> [INPUT FOR THIS TASK]:
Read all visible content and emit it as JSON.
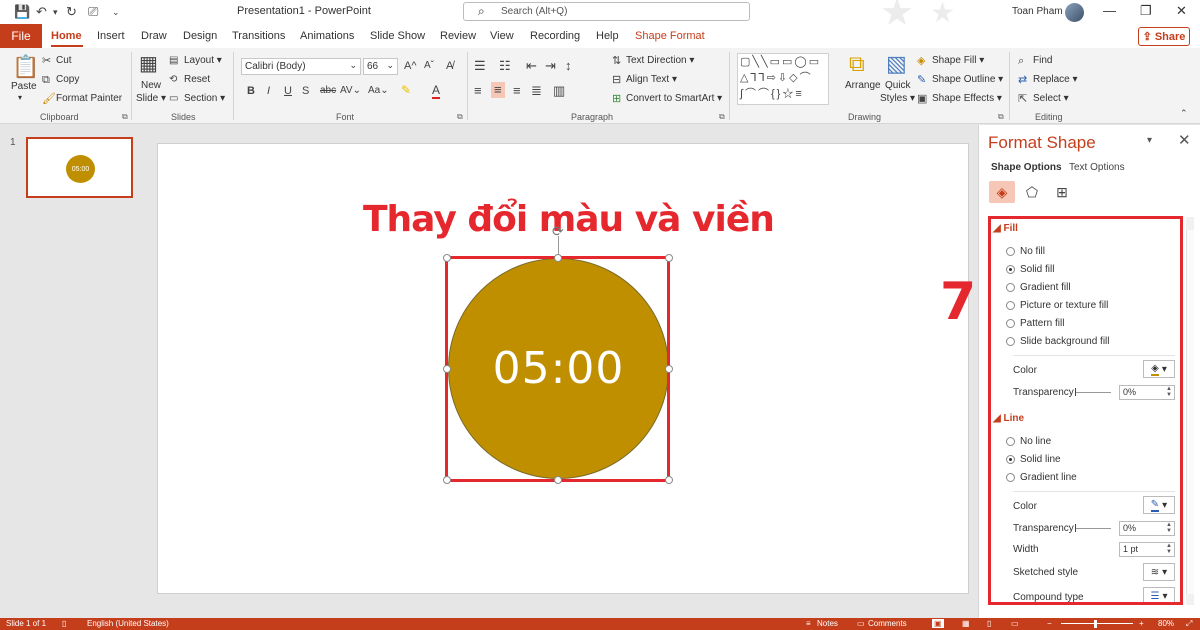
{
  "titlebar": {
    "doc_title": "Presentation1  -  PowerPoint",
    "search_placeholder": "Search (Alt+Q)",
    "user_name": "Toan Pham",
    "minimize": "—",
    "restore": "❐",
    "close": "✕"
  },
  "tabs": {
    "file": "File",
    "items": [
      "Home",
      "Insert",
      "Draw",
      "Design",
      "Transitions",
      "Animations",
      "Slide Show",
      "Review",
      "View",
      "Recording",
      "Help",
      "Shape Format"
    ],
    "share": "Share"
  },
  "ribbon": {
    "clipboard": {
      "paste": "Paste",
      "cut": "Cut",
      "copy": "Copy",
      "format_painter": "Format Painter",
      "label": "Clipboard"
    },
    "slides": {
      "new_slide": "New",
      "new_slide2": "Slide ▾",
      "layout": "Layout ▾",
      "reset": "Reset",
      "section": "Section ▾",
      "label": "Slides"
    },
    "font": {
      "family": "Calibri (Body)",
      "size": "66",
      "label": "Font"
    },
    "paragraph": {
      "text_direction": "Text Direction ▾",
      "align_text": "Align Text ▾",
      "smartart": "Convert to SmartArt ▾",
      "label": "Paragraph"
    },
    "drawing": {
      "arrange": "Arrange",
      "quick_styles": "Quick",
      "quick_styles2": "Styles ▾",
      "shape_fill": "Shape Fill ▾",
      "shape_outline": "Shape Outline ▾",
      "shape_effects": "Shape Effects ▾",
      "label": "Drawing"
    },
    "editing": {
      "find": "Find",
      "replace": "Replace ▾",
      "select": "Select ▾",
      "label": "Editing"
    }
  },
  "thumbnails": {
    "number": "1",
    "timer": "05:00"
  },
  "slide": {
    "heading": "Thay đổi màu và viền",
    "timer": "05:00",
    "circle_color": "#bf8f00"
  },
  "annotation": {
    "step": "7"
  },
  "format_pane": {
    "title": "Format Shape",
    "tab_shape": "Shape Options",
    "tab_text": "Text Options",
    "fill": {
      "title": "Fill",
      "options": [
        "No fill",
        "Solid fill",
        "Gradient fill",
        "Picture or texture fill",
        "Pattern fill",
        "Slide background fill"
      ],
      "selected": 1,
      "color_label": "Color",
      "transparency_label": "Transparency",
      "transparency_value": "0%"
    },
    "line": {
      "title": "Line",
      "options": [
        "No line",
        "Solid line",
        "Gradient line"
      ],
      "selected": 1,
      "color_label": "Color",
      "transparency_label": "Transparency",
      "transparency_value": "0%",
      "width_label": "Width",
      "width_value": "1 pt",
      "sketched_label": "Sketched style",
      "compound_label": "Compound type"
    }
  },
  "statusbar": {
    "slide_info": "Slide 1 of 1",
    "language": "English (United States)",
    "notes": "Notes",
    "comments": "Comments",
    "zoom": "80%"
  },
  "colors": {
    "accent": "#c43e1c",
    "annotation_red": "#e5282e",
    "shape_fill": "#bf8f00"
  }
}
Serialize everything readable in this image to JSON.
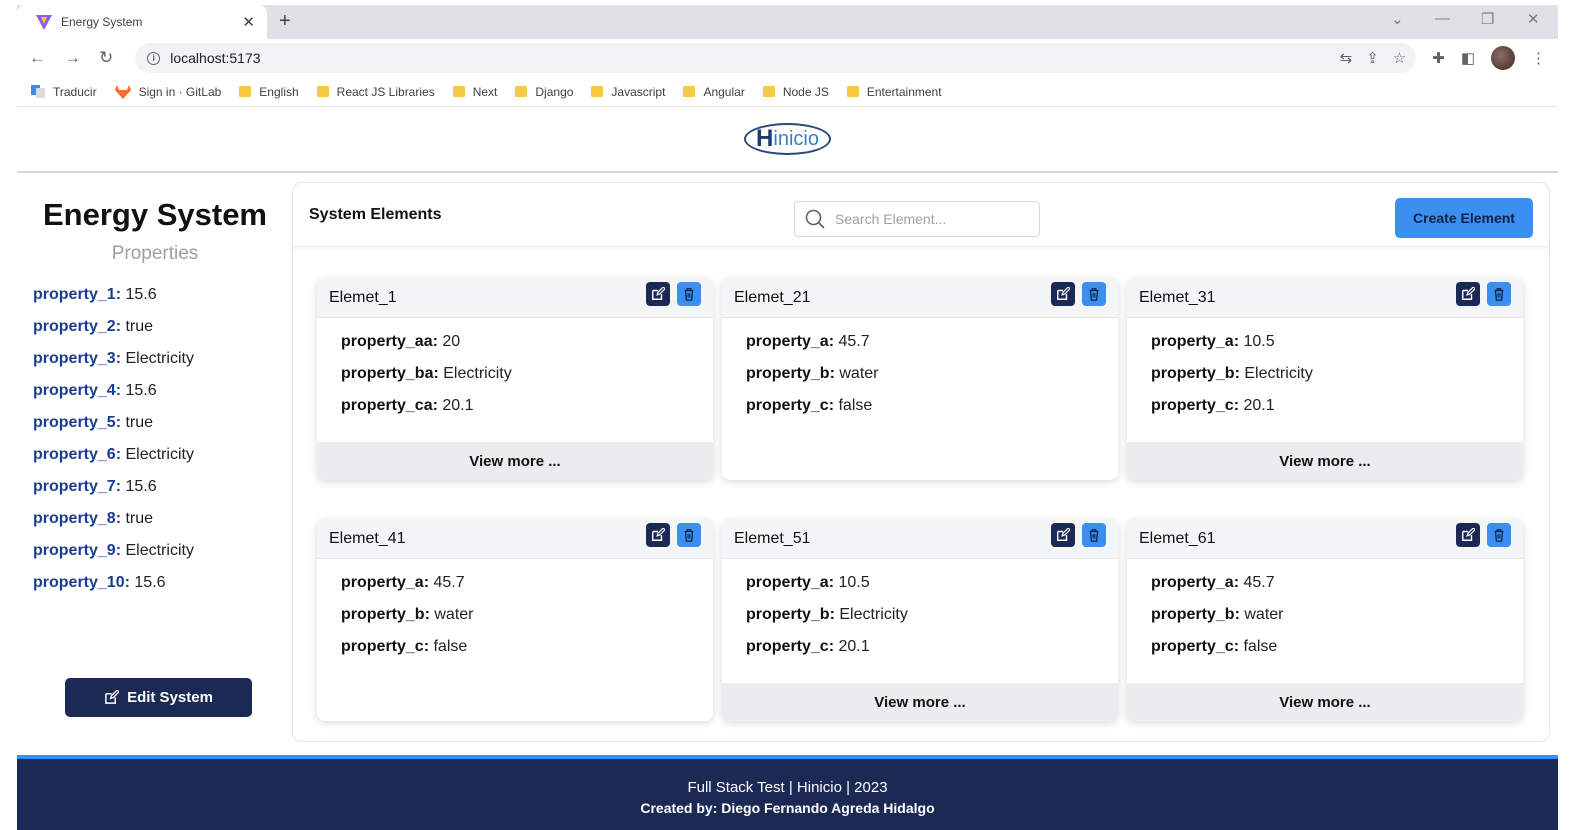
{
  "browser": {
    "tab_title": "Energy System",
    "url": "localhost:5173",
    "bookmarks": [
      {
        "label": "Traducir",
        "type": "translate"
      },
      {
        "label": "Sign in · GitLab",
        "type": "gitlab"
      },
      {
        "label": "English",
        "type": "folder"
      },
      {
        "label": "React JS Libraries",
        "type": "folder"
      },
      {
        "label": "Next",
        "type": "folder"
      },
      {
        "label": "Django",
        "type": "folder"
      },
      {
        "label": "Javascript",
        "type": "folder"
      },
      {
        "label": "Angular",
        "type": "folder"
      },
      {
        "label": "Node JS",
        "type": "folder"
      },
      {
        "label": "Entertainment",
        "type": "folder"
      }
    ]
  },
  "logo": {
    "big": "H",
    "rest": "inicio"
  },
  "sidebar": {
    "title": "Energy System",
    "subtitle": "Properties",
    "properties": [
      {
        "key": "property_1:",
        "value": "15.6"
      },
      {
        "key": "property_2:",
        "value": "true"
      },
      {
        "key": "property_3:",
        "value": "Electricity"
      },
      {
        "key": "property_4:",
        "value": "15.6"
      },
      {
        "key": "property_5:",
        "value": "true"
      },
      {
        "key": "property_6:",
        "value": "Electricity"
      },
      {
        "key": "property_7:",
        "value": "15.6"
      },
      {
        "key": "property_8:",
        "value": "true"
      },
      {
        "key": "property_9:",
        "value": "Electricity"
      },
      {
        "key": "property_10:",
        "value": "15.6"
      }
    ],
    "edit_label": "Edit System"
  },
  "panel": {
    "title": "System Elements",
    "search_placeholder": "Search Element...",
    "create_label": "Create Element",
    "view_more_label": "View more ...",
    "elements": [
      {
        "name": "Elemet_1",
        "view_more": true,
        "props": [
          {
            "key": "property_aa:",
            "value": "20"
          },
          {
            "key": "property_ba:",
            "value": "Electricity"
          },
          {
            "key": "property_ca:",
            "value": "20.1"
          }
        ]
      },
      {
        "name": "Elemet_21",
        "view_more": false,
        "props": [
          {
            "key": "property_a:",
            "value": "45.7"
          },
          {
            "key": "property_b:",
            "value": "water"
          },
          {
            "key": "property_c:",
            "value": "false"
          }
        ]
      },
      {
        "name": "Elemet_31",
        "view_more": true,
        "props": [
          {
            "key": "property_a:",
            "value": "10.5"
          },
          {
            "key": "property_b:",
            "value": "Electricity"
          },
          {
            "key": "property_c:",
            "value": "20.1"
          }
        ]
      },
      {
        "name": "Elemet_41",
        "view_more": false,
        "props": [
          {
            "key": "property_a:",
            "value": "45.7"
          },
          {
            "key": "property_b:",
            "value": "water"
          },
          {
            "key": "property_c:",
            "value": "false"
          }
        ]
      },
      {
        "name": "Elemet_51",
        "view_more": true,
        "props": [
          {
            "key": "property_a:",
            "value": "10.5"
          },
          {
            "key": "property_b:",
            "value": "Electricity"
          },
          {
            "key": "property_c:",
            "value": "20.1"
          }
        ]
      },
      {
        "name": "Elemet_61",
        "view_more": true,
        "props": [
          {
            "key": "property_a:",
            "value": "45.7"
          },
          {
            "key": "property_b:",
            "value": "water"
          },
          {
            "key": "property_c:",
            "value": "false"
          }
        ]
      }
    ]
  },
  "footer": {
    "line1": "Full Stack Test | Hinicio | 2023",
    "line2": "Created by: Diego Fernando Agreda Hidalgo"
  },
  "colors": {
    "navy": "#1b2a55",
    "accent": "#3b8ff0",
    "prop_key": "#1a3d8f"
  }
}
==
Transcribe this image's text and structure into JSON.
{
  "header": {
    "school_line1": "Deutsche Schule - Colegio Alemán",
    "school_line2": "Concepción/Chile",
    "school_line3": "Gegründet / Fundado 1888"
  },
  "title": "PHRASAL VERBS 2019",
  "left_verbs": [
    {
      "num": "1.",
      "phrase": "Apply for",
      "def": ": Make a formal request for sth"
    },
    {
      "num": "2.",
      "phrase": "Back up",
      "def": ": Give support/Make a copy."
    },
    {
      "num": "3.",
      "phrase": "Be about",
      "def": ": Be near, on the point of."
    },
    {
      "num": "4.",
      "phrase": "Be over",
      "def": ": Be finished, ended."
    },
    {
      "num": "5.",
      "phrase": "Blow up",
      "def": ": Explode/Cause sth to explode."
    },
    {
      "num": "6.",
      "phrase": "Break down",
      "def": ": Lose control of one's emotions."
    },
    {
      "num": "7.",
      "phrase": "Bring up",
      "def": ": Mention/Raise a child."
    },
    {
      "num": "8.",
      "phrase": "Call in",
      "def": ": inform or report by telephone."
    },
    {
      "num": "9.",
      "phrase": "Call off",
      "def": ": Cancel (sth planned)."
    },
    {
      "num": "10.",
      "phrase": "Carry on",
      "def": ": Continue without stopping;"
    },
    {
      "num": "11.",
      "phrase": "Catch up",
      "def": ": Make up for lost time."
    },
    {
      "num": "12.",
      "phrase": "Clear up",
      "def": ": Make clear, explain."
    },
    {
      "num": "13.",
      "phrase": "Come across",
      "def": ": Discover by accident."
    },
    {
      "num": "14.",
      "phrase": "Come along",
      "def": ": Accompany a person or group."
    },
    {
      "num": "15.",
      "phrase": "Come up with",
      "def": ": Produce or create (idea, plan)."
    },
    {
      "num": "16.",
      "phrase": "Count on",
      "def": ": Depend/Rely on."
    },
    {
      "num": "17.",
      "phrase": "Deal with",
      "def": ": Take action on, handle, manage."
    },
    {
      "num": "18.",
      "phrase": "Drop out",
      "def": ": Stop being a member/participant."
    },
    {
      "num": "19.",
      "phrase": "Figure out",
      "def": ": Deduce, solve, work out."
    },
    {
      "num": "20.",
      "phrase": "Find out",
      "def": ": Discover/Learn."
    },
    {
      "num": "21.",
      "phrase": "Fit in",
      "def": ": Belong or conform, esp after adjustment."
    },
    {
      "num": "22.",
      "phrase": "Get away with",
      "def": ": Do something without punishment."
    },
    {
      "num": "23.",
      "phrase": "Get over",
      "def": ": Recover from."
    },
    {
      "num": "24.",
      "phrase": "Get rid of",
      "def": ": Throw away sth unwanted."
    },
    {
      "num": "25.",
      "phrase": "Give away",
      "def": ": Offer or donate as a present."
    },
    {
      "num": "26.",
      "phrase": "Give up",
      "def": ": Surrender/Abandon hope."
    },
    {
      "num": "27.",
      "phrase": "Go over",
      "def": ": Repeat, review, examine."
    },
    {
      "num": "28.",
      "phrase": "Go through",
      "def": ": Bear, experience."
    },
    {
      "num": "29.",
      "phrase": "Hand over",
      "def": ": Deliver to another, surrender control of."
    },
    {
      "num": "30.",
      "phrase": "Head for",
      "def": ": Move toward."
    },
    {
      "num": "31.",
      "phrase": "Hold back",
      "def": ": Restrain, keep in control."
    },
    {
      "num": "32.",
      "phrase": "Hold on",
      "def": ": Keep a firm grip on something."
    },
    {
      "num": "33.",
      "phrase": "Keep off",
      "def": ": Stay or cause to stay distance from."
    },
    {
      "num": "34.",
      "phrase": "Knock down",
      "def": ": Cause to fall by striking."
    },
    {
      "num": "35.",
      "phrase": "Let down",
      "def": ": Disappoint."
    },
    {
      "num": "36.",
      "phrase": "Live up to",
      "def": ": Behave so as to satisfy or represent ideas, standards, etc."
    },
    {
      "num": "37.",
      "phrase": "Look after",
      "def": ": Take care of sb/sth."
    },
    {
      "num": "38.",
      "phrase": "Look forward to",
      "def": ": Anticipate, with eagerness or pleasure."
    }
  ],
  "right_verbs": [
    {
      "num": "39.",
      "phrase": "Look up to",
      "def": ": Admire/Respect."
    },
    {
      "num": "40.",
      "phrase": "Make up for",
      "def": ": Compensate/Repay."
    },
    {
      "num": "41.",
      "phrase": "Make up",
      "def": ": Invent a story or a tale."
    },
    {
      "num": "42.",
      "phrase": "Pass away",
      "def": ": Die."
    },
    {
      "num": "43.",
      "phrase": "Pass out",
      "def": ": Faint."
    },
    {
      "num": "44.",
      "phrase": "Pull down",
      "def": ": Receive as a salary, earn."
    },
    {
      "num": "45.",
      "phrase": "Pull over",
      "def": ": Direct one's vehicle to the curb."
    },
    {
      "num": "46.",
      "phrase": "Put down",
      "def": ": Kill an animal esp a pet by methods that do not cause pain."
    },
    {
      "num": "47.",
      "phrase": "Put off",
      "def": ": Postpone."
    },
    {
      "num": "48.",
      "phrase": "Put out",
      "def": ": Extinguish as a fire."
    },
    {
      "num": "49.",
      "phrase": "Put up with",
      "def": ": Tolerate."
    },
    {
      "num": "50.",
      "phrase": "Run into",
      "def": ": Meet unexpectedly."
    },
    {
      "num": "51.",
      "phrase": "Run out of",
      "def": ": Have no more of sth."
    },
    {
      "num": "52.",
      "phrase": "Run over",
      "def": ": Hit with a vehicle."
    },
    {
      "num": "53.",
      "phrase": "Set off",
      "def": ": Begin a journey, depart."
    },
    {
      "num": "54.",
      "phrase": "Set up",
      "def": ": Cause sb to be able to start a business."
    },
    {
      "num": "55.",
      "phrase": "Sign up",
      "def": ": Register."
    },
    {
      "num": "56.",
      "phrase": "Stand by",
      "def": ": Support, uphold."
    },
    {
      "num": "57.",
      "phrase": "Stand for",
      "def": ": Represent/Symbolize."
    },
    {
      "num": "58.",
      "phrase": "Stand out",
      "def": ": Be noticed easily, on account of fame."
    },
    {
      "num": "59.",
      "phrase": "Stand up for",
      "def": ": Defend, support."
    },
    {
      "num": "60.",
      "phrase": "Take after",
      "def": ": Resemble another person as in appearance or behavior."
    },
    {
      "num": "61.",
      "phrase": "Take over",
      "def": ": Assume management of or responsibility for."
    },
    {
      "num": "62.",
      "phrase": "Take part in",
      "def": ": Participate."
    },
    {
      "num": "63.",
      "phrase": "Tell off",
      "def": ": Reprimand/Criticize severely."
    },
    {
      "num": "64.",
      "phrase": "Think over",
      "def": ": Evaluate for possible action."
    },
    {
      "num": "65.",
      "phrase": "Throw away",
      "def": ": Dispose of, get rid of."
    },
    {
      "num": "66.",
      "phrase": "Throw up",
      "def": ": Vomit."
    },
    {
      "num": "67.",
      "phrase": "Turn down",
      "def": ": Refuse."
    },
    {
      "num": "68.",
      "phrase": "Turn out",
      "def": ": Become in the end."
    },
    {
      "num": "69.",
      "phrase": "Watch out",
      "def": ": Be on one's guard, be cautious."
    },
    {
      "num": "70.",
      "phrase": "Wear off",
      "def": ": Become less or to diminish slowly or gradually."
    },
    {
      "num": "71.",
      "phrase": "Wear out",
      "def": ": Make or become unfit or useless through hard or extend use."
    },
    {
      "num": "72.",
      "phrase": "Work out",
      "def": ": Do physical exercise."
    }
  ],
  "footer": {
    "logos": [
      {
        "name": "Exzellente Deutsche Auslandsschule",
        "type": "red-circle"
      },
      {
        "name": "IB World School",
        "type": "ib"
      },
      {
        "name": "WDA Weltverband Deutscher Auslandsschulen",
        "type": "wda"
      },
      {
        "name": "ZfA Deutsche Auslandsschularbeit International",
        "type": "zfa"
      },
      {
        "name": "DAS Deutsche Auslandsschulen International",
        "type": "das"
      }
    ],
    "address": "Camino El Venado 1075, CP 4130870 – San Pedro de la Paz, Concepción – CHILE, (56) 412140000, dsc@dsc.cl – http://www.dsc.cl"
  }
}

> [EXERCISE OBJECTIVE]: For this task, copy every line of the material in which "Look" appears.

> [EXERCISE SOLUTION]:
      "phrase": "Look after",
      "phrase": "Look forward to",
      "phrase": "Look up to",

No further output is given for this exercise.